WINSLOW, Maine – “The worldwide Synod process that the Church has called us to challenges us to ‘Enlarge the space of your tent’ (Isaiah 54:2), and my tent stakes have just gotten widened big time!”
The initial reaction of Sister Judy Donovan, CSJ to her appointment as General Superior of the Sisters of St. Joseph of Lyon is equal parts joy, excitement, and anticipation of the many responsibilities the Winslow resident will face when she assumes the role in August. Sister Judy was elected to the position for a 6-year term.
“The focus of my ministry will now be our entire congregation which includes over 450 sisters and hundreds of associates and partners in mission in 16 different countries. We are in some of the most conflict and crisis ridden places in the world, so the challenges and opportunities for service are great,” she said. “There are so many things to put in place here in Maine, but it was an awesome thing to go through the discernment process with my sisters and to say ‘yes’ in faith, trusting that God will direct us and be there to support and guide us.”
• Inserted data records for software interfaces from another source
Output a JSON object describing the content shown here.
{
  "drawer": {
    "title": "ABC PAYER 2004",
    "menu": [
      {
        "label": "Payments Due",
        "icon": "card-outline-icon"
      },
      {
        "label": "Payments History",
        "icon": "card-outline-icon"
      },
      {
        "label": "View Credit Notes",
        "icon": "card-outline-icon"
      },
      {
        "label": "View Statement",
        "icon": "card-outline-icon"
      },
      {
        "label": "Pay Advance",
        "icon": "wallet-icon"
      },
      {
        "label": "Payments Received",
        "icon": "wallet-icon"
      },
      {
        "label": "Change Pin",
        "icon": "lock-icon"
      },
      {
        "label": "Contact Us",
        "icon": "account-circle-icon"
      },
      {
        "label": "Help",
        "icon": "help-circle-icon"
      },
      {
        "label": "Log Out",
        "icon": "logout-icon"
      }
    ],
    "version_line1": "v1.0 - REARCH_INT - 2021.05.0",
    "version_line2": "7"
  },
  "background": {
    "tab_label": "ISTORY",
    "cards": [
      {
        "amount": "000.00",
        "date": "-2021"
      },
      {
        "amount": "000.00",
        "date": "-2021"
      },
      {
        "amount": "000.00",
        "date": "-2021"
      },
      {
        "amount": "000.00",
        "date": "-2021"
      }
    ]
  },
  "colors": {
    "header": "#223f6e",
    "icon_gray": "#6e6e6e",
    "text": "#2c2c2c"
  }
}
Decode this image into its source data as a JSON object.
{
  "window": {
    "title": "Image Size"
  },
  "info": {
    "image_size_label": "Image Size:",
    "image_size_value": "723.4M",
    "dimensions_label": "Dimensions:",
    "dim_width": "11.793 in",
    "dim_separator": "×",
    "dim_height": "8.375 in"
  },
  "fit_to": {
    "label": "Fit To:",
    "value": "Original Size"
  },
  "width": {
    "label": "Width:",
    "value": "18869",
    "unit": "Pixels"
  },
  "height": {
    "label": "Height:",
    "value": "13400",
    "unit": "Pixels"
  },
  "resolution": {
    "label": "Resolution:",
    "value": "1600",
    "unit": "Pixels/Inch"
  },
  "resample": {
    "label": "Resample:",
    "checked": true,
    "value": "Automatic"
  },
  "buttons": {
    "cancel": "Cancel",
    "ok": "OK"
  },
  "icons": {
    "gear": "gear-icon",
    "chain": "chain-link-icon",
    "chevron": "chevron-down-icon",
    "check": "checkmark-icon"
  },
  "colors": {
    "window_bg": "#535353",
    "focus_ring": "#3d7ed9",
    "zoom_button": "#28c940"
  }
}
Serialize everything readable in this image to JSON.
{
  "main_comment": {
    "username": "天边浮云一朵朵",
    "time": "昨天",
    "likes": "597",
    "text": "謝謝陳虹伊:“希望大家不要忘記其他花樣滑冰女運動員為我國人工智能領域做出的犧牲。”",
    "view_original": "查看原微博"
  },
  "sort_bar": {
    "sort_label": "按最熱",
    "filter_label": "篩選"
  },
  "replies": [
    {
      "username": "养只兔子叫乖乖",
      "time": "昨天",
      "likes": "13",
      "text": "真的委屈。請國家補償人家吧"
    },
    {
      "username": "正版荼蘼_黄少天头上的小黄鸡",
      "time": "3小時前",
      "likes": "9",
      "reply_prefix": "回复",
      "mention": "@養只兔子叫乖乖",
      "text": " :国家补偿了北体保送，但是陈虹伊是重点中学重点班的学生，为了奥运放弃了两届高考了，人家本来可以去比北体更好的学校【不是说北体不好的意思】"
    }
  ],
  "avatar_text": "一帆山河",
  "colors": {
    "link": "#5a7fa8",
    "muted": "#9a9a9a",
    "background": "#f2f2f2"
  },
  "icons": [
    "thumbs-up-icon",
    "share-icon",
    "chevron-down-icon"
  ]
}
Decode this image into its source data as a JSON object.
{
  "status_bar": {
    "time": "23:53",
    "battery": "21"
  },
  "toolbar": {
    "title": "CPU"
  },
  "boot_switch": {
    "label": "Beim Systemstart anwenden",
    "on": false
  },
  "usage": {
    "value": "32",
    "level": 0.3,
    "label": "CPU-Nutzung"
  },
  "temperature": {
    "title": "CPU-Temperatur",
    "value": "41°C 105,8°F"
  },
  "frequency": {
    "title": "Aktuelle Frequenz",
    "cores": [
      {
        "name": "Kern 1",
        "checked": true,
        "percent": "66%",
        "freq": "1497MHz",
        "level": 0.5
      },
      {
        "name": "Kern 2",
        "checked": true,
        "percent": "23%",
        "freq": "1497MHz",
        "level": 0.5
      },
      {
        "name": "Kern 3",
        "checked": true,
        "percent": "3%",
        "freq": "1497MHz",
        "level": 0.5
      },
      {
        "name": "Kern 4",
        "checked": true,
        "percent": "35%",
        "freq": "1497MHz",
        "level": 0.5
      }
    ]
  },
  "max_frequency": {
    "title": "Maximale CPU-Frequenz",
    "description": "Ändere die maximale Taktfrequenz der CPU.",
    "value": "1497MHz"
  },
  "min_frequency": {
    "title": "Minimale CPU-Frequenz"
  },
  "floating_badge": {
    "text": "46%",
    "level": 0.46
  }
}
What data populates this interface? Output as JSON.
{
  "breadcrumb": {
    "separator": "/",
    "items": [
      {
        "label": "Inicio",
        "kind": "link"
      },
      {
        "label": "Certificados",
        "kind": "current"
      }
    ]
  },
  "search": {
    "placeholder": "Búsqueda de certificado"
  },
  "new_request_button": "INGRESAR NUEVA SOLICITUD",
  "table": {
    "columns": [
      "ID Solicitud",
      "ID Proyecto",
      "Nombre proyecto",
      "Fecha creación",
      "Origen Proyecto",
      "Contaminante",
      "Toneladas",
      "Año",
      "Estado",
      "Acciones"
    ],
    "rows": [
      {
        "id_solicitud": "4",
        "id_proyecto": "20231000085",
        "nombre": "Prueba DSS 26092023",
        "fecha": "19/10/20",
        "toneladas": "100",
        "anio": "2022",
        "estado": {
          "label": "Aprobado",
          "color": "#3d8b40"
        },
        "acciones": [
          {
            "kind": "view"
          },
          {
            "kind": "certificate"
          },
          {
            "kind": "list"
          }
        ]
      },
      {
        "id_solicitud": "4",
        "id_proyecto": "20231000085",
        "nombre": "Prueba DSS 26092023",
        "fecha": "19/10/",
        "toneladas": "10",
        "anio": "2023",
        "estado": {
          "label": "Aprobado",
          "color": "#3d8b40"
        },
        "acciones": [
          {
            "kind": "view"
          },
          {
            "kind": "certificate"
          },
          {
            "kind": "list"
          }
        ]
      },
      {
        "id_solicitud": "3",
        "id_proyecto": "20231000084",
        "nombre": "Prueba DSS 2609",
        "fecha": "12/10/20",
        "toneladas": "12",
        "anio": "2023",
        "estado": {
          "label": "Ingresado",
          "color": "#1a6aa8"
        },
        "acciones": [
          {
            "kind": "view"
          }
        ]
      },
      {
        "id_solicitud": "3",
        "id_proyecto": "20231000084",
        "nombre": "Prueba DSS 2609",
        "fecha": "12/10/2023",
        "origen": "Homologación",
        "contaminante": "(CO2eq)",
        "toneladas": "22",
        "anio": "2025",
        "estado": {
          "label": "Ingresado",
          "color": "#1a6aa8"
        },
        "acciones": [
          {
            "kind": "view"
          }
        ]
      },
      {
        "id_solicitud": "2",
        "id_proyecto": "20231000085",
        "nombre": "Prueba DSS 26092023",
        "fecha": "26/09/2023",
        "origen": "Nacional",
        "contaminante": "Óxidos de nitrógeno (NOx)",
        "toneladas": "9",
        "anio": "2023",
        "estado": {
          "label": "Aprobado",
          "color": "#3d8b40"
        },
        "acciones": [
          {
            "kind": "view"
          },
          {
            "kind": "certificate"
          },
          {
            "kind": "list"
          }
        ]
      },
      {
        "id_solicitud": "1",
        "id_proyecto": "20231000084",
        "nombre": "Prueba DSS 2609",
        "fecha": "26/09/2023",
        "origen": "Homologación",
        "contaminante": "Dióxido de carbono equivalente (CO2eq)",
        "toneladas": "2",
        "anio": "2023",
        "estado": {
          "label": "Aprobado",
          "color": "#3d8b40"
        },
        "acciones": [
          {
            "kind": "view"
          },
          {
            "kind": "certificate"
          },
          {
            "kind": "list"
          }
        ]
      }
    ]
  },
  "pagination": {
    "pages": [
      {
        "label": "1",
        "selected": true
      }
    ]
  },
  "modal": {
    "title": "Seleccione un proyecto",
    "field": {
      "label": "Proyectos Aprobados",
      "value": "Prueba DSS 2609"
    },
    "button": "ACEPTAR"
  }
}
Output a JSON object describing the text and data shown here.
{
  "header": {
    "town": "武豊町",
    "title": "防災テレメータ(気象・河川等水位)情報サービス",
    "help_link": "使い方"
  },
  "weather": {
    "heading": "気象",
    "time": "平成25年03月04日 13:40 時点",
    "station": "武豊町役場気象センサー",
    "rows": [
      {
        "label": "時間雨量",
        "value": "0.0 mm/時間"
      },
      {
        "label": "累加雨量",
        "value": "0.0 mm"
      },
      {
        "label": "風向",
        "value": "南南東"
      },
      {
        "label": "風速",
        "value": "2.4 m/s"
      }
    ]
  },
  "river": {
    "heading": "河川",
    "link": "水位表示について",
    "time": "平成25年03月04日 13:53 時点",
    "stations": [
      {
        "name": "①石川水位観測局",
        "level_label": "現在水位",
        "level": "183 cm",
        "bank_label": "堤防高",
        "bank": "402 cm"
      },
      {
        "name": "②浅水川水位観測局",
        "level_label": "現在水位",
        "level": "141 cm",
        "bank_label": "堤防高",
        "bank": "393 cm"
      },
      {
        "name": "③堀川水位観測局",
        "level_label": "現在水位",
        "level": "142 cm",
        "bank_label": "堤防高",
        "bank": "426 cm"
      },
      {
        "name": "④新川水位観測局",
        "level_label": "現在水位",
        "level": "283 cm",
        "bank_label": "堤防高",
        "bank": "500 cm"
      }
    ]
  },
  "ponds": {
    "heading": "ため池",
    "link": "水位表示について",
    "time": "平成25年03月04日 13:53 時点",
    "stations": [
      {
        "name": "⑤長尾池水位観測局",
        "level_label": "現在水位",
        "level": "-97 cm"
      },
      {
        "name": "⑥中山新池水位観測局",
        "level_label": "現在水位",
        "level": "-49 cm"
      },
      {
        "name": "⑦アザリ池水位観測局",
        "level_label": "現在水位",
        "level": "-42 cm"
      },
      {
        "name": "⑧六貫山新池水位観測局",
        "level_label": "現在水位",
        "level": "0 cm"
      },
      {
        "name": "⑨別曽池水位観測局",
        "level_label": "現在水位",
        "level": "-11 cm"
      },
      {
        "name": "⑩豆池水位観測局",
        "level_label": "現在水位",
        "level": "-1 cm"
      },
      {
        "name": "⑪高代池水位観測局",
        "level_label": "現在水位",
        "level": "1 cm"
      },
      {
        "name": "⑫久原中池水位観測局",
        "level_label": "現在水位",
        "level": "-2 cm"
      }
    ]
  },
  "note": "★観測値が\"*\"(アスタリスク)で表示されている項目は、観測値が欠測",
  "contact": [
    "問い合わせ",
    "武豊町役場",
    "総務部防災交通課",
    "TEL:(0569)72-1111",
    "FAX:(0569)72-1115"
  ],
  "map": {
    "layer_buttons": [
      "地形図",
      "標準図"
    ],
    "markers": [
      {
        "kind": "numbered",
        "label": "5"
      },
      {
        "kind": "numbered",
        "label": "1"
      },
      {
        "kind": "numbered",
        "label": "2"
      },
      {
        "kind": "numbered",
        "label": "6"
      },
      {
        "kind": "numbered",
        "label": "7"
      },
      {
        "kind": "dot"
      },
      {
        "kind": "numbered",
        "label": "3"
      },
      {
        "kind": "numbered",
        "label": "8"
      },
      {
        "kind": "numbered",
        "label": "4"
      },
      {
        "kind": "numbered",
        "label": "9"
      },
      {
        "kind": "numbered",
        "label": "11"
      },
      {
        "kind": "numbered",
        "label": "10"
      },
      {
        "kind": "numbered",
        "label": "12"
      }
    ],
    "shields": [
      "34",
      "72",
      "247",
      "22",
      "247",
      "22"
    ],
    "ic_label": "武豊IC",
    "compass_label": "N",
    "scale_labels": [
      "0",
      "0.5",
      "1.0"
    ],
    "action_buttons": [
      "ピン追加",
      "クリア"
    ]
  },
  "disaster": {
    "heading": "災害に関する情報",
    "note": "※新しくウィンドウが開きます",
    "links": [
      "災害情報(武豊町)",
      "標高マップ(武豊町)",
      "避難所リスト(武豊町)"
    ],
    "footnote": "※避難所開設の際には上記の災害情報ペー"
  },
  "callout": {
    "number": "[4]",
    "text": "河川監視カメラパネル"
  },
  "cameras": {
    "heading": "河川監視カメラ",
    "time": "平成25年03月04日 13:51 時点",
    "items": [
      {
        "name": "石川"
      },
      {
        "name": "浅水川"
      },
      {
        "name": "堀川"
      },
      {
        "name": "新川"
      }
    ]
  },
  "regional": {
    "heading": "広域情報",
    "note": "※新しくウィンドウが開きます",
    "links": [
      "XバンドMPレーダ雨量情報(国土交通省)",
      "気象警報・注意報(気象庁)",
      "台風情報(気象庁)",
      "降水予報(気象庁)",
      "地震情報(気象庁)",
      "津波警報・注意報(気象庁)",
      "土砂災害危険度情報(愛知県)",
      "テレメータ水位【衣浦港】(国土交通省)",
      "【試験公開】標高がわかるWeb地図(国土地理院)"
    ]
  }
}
Sister Judy has been the leader of the Maine sector of the Sisters of St. Joseph of Lyon since 2017, but her time as a Sister began 39 years ago. Although born in California, her family moved back to Houlton and her paternal potato farm roots when she was a child. She earned bachelor’s degrees in both psychology and philosophy from the University of Maine in Orono then entered with the Sisters to begin her initial formation.
“After my first vows, I worked for St. Andre’s Home in Lewiston and then was missioned to Brazil where I did pastoral work for eight years before returning home to make her final vows and begin graduate school studies,” she said.
Sister Judy earned a master’s degree in social work from Boston University before embarking on a 28-year journey along the Texas-Mexico border and throughout California.
“I worked for a national community organizing network helping diverse religious groups develop their leadership for social justice ministries and returned to Maine six years ago to help the Sisters and to engage in local and stateside ministries with Spanish speakers, the LGBTQ+ community, earth justice projects, and local interfaith anti-poverty efforts.”
Sister Judy’s leadership in Maine has followed the simple but powerful mission statement of the Sisters, “Loving God and Neighbor Without Distinction,” and an expanding schedule of helpful programming followed and still continues, including technology workshops for people ages 55 and over, in-person and online meetings for LTBTQ+ persons, an initiative that offers free environmental education events in “Saint Joseph’s Sanctuary,” and a nonsectarian support group for those with a loved one incarcerated. The Sisters also host Gospel reflection groups and other opportunities for people in the wider community to grow in faith.
Though she will now be based in France, Sister Judy will hardly be a stranger to Maine moving forward.
“Although I’ve lived most of my religious life thousands of miles away from my Sisters and family in Maine, it’s been a real grace of these last six years to be back in the state, able to work closely with my Sisters, and be close to family, especially my Mom, who will turn 99 on the day I take office,” said Sister Judy, who has two siblings and their families in the Bangor area and a younger brother and his family in Portland. “Being far for long periods will be a big change and a challenge but I trust that God will care for us all.”
Sister Judy’s focus in her new role has already been decided upon, encouraging her fellow Sisters to be “Women of the Dawn.”
“This comes from Pope Francis’ challenge to women religious to be like the women who went to the tomb after Jesus’ crucifixion expecting to find death and darkness but instead encountering new life and a new mission,” she said. “Amidst the darkness and death all around us, we want to be women of radical boldness, sustaining hope, collaborating with life-giving efforts wherever and however we can.”
In essence, collaborating with the Holy Spirit who is already at work among people of goodwill around the world.
“Our work in leadership will be to journey with our sisters and their partners around the world – listening, dialoging, discerning and acting with them – to support their efforts and help them deal with their challenges,” said Sister Judy. “As a Sister of St. Joseph, with a charism to live and promote the love of God and neighbor without distinction, my mission has always been as big as God’s love. With this new ministry, my ’neighborhood’ has just gotten bigger.”